Expertise is useful for brewmasters’ resource generation, primarily Keg Smash. It does not directly contribute to our active mitigation, but it strongly influences our active mitigation indirectly. If a Keg Smash is missed/dodged/parried, that can be critical to your survival because you missed out on 2 Chi you were expecting to have, which could have gone toward a Blackout Kick or Guard if it had landed, and you have to wait for energy to regain and the cooldown to refresh before getting another chance at those 2 Chi.
How Important Should Expertise Be to You?
Let’s say you use Keg Smash 40 times during a boss fight. With no expertise, on average we’d expect 7.5% of those to get dodged and 7.5% to get parried, for a grand total of 6 avoided Keg Smashes, and 12 Chi lost (and even more if you’re not hit capped). At the dodge cap, 3 Keg Smashes would be parried, resulting in 6 Chi lost. Overall, you’re reducing your chi generation by however much hit or expertise you’re lacking.
Since expertise is related to chi generation, it can be tempting to compare it to haste.
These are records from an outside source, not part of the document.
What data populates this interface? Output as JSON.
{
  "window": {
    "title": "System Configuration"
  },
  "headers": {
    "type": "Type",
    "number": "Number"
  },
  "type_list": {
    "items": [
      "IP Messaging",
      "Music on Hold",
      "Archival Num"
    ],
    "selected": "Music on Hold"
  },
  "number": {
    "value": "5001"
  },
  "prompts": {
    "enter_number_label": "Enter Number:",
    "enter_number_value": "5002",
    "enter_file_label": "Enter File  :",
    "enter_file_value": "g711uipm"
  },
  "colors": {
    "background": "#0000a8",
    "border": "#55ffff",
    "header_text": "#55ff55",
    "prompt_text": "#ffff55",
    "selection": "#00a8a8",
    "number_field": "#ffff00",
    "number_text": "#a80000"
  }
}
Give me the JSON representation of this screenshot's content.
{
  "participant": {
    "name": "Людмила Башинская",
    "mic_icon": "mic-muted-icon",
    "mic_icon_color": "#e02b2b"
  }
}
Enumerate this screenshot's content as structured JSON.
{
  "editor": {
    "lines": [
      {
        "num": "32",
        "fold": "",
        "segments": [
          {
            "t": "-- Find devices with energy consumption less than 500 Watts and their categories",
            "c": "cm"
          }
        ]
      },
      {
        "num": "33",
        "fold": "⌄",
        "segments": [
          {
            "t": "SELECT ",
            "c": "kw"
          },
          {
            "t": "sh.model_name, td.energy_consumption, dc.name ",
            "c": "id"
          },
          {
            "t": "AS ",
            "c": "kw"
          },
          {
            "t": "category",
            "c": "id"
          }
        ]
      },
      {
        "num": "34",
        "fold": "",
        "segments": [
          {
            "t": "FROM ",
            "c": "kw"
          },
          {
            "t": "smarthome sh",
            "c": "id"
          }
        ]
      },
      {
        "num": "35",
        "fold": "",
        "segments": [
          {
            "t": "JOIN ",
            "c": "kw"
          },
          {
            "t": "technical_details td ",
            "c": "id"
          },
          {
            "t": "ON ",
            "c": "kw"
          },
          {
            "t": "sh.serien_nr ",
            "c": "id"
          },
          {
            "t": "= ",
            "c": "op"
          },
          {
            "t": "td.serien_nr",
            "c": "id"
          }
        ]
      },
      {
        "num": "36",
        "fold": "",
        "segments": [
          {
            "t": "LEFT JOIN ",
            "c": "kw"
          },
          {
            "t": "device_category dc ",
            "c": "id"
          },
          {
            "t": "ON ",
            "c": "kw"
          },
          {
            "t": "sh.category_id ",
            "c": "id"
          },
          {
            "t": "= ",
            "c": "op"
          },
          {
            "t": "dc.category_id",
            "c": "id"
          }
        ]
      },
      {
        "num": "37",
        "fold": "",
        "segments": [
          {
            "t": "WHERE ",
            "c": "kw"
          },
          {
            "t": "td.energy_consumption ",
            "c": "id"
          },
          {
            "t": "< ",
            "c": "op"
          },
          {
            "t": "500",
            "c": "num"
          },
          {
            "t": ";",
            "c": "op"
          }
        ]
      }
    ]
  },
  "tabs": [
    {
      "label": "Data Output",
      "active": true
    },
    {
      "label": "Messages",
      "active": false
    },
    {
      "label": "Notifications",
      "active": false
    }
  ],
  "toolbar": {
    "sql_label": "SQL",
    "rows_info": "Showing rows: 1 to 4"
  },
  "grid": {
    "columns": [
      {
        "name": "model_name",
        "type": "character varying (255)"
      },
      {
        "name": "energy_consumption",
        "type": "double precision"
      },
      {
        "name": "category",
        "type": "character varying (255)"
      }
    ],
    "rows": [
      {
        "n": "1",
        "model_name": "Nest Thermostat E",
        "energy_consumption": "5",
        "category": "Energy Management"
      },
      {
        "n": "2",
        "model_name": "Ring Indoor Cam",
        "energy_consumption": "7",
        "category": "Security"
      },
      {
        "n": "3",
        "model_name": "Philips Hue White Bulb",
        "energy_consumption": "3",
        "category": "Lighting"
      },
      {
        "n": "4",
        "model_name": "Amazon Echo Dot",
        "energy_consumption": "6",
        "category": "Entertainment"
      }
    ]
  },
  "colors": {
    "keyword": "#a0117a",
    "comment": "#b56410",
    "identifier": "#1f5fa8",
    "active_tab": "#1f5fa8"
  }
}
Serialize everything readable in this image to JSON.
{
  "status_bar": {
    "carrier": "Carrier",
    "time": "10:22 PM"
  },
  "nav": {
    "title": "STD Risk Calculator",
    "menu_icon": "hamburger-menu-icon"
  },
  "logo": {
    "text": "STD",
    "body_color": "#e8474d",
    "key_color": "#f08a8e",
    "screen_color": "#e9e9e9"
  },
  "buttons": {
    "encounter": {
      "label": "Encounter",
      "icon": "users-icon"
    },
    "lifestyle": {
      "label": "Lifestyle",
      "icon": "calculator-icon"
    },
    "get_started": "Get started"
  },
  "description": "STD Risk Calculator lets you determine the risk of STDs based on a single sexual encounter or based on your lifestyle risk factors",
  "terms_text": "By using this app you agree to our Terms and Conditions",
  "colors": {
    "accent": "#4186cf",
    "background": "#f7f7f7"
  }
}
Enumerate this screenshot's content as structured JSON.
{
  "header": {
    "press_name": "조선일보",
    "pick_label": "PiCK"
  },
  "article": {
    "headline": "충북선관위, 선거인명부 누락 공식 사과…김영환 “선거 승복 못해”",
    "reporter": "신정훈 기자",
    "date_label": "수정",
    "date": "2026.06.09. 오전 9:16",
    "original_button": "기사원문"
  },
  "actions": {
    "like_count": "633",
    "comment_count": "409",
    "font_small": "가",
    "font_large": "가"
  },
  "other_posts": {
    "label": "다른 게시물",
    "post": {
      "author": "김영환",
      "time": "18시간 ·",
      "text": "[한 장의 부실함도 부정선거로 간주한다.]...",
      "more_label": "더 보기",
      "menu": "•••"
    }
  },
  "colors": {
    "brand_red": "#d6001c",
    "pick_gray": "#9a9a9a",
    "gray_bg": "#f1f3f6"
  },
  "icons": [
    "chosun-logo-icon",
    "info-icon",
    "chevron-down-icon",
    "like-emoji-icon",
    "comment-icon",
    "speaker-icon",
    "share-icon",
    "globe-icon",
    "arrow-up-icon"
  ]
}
After all, both stats increase that chi generation, expertise by getting more Keg Smashes/ Jabs to land, and haste by increasing your energy generation which leads to more Jabs, but they are not the same. The important thing here is that when you push your Keg Smash button, you expect that skill to land, and you can often be in a bad place when it doesn’t. With haste, the bonus you receive is only noticeable over time.
When you Keg Smash, you often depend on those two chi to keep shuffle up or to use a Guard, and the more acquainted you get with boss fights and your active mitigation, the more you will depend on that hit landing. When a key skill like Keg Smash does not land, you put yourself at risk of not having any active mitigation available. And even if you manage to train yourself to not always expect Keg Smash to land, then you further complicate the already complicated task of managing your damage intake.
Hard capping expertise and thereby removing all chance of parries or dodges significantly increases your control over your Chi generation and ability to keep damage intake smooth and manageable. Not capping introduces unpredictability and risks a parry/dodge at a critical time, leaving you with few tools to aid your recovery. Timely active mitigation usage (which often correlates with skill) has a greater effect over your survival in dangerous or unpredictable situations than passive stats, and expertise / hit are the only stats that further remove unpredictable failures of your active mitigation. Parry capping also makes playing a brewmaster easier because you no longer have to react to unlucky streaks of slow Chi generation.
For monks who primarily tank, I recommend you reach hit cap (7.5% hit, 2550 rating) and both parry and dodge expertise caps (15% exp, 5100 rating), commonly known as the “hard cap”. Expertise gives you reliability, which is needed for active mitigation. Of course, you can still choose to ignore caps and reforge your stats to haste or crit, but you’re putting yourself at risk of missing a Keg Smash or Jab when you need it most, and as a tank your job of surviving as long as possible is best augmented by reducing the potential for random failures. Even for fights where you spend a significant amount of time not tanking and attacking from behind, your job is still to survive while tanking, and it’s better to waste some stats while not tanking than to fail at your primary goal.
If you only tank sometimes, or you play windwalker and brewmaster roughly equally, then I suggest reaching the “soft cap”, or dodge cap (7.5% exp, 2550 rating), so that those extra secondary stat points are not wasted while playing a dps role. You can also choose to use an expertise elixir to get closer to the parry cap while playing a tank role.
Finally, if you have experimented with different levels of expertise and find that playing below the cap suits you, then that is a good way to go. My recommendations are here to give beginners a place to start and to teach people how to make tanking decisions based on personal experience instead of simply theorycrafted numbers.